For the third year in a row, the School of Inquiry and Life Sciences in Asheville ranks as the best high school in the area, according to “U.S. News and World Report.”
“That is huge, and it takes a village,” said SILSA principal Nicole Cush. “Without the assistance of an amazing counselor, social worker and staff, I wouldn’t be able to say this is possible. It takes a village, but the SILSA family makes it happen.”
The report ranks SILSA as 25th in North Carolina. And when compared to nearly 18,000 high schools nationwide, SILSA finishes within the top 1%.
“U.S. News” identifies schools that best serve all students and assesses how prepared they are for college-level work. Selection is based on student performance for state-required tests and Advanced Placement course completion, as well as its four-year cohort graduation rate.
This past year, 92% of SILSA students took at least one AP Exam. And the class of 2020’s graduation rate, which is the last to be officially released from the state, was 98%.

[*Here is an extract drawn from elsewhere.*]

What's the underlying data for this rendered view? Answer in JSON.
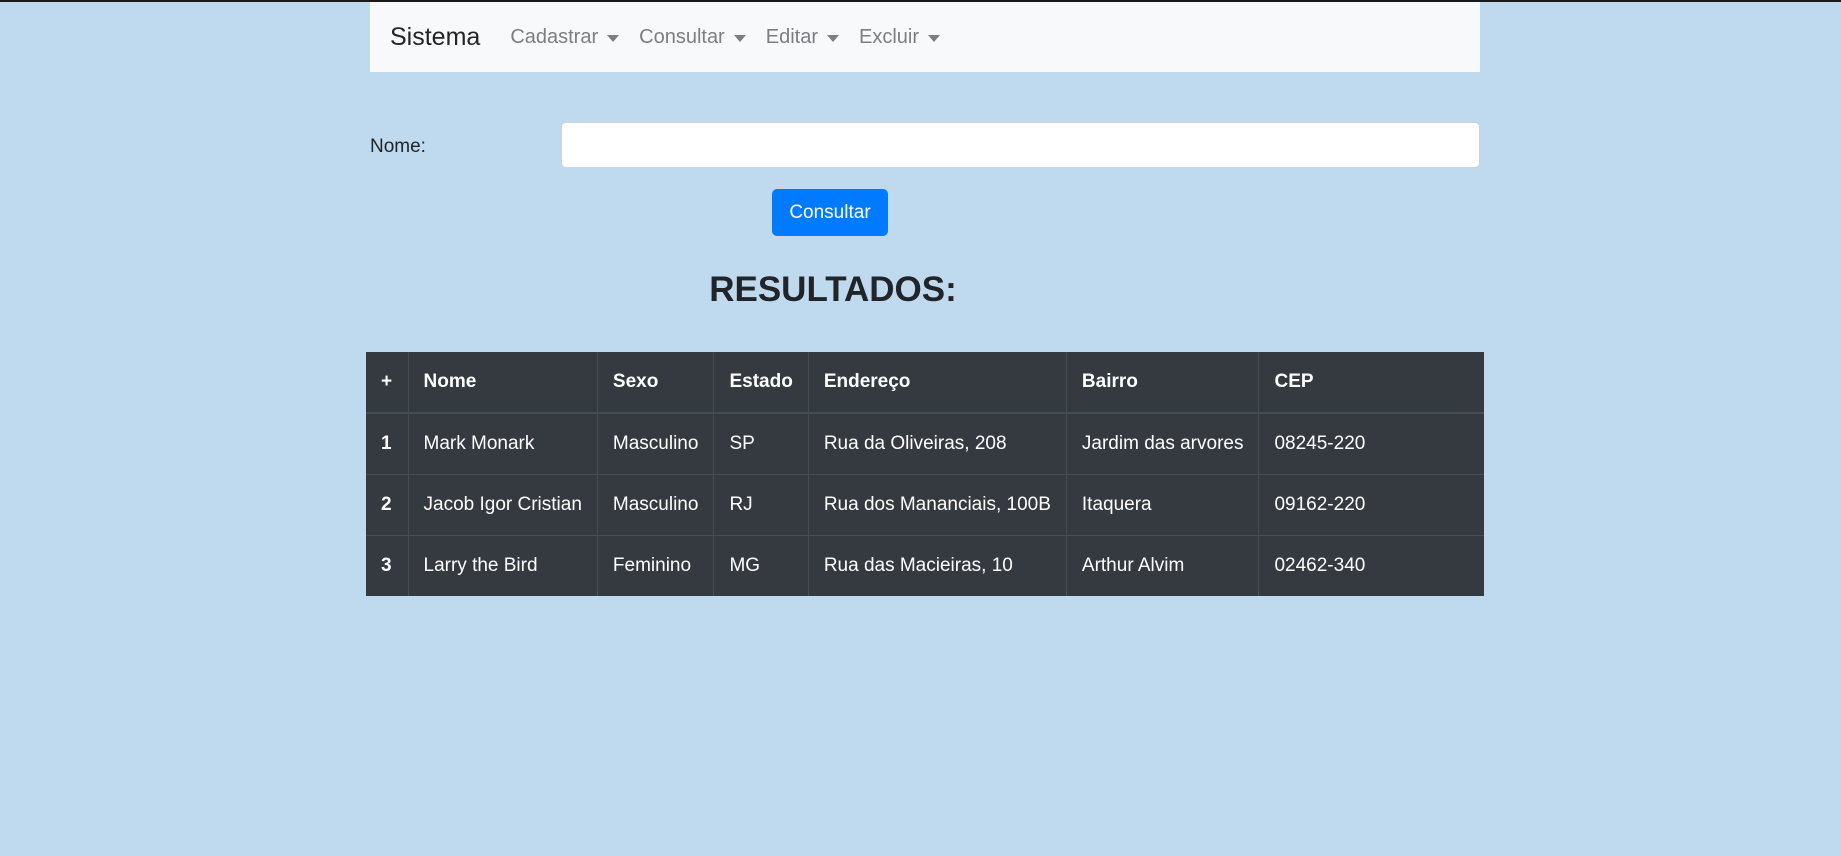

Cush says the students are what she loves best about her school. “I can see their greatness, and that’s what’s just so exciting,” said Cush. “When you look at my past student body president, he’s going to Yale. We also have students going straight into the workforce, some that have started their own business as well as others that have additional plans to accomplish their dreams. Regardless of what their next step is, I know it will be exciting to watch.”

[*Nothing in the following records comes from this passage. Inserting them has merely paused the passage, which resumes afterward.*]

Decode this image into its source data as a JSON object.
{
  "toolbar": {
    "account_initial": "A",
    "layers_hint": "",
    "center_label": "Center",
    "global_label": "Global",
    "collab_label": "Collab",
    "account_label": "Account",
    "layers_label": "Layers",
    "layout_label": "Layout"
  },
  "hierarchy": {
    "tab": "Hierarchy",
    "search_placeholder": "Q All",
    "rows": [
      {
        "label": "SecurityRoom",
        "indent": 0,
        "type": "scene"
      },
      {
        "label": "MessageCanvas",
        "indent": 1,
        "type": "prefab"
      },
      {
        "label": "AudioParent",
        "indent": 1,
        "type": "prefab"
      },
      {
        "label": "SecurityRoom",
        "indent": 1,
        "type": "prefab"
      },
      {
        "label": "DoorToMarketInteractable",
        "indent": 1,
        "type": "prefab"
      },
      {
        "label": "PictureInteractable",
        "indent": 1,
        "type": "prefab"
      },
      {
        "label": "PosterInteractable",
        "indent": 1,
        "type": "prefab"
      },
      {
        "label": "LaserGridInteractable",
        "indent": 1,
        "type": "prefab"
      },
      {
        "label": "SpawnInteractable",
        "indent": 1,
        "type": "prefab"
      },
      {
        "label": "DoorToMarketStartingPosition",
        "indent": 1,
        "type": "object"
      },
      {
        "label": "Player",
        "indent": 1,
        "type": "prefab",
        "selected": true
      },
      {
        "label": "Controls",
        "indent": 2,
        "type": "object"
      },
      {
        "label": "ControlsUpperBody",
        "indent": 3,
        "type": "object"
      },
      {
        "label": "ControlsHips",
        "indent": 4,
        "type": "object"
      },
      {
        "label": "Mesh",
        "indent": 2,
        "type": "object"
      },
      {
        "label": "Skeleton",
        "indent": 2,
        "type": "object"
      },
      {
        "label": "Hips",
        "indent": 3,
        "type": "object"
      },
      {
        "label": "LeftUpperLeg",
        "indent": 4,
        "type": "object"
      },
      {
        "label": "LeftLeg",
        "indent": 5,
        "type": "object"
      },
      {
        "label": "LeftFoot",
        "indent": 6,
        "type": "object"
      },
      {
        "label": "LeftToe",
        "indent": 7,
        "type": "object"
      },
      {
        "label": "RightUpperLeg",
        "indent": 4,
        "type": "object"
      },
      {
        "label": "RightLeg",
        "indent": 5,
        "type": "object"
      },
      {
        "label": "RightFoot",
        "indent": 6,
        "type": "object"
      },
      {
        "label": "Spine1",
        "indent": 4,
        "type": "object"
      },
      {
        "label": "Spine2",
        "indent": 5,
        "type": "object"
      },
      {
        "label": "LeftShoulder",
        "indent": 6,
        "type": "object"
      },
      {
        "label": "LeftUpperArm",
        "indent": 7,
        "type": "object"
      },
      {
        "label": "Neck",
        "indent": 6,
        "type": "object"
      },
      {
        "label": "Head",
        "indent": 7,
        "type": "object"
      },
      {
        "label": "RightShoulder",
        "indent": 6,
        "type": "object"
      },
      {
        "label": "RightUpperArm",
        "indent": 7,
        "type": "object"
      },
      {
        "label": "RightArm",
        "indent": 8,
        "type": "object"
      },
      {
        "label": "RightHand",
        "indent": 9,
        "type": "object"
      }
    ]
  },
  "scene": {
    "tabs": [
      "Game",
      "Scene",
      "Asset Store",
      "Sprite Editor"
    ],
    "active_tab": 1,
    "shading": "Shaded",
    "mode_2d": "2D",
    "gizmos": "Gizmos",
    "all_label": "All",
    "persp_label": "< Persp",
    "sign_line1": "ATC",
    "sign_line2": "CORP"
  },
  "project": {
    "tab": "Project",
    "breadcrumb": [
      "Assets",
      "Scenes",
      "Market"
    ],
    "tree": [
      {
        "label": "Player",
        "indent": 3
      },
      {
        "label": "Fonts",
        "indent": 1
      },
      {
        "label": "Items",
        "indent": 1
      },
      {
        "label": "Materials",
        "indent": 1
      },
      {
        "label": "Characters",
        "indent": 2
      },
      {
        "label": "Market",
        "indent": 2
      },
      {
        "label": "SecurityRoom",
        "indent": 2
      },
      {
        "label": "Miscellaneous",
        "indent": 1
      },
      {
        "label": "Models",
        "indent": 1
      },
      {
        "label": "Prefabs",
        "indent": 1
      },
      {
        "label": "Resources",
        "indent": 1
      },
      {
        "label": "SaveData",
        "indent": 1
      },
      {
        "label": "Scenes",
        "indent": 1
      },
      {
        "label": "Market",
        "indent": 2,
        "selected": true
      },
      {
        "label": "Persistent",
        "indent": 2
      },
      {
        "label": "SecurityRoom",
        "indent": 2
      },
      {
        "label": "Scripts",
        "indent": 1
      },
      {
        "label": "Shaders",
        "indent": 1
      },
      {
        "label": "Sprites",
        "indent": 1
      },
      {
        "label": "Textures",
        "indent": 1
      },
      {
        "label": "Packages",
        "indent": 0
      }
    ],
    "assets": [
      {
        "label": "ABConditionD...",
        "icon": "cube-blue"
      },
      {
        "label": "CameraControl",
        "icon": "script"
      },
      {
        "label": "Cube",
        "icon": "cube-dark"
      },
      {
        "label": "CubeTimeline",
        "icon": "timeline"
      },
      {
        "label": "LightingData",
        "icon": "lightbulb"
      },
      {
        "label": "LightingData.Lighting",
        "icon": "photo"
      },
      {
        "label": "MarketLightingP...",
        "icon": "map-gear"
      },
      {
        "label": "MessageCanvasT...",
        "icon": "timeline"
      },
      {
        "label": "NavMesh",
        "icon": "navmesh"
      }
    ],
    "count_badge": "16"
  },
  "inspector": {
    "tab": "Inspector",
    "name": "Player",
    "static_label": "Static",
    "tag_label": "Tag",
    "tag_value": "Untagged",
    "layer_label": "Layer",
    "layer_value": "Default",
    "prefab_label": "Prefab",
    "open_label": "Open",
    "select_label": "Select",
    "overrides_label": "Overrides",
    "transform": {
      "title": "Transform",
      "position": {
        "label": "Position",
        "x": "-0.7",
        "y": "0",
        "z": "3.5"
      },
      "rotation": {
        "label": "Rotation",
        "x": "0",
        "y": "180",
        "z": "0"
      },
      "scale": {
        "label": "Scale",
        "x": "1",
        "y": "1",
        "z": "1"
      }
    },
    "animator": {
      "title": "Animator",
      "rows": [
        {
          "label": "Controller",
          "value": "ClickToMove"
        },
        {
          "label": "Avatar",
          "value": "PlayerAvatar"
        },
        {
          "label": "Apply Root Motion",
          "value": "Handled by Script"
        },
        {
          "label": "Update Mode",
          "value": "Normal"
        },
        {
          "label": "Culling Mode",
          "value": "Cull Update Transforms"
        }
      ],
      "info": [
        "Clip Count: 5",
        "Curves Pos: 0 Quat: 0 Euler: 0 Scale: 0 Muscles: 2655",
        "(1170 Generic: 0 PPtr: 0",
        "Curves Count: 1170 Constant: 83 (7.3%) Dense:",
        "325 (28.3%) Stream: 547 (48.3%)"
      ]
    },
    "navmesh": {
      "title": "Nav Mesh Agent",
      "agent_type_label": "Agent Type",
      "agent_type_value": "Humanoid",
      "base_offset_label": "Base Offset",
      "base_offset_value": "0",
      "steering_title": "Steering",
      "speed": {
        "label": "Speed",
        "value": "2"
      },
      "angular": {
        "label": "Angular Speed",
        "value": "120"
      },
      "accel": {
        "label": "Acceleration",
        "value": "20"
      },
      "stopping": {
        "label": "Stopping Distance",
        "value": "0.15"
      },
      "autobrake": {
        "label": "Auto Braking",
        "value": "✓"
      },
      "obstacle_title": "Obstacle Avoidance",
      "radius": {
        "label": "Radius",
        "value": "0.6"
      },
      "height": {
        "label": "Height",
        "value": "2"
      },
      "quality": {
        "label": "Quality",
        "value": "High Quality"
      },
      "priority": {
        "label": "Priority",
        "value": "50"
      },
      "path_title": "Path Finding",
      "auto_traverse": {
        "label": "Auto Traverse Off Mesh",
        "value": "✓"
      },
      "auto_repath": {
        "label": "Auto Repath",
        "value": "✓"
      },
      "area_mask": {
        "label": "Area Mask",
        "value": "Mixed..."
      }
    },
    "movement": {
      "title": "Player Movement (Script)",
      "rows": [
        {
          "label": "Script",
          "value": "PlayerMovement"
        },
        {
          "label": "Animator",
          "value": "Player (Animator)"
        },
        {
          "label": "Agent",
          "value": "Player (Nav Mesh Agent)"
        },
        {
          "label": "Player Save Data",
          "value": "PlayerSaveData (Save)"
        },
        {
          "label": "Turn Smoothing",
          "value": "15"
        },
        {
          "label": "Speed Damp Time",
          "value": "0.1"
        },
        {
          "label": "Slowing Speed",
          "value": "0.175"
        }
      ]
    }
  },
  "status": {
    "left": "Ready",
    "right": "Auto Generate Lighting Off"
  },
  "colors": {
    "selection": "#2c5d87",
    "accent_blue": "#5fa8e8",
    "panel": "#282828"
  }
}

In addition to celebrating her students and staff, congratulations are also due to Cush, who was recently unanimously approved to serve on the North Carolina Public School Forum Advisory Board.
She was nominated by N.C. State Representative Graig Meyer. The pair met through the success of SILSA’s Racial Equity Ambassador Program.
Made up of dynamic leaders from the education, media, legal, medical and business sectors, the Advisory Board brings professionals from across the state together to provide nonpartisan, evidence-based research, policy analysis and innovative programs to support public education throughout N.C.
“My hope is that I will be a voice of change,” said Cush. “It’s exciting to make these connections and have the influence to really ensure teacher voices are heard at the state level.”
Cush is the only educational professional from WNC to serve on the board. She will hold her position for the next two years.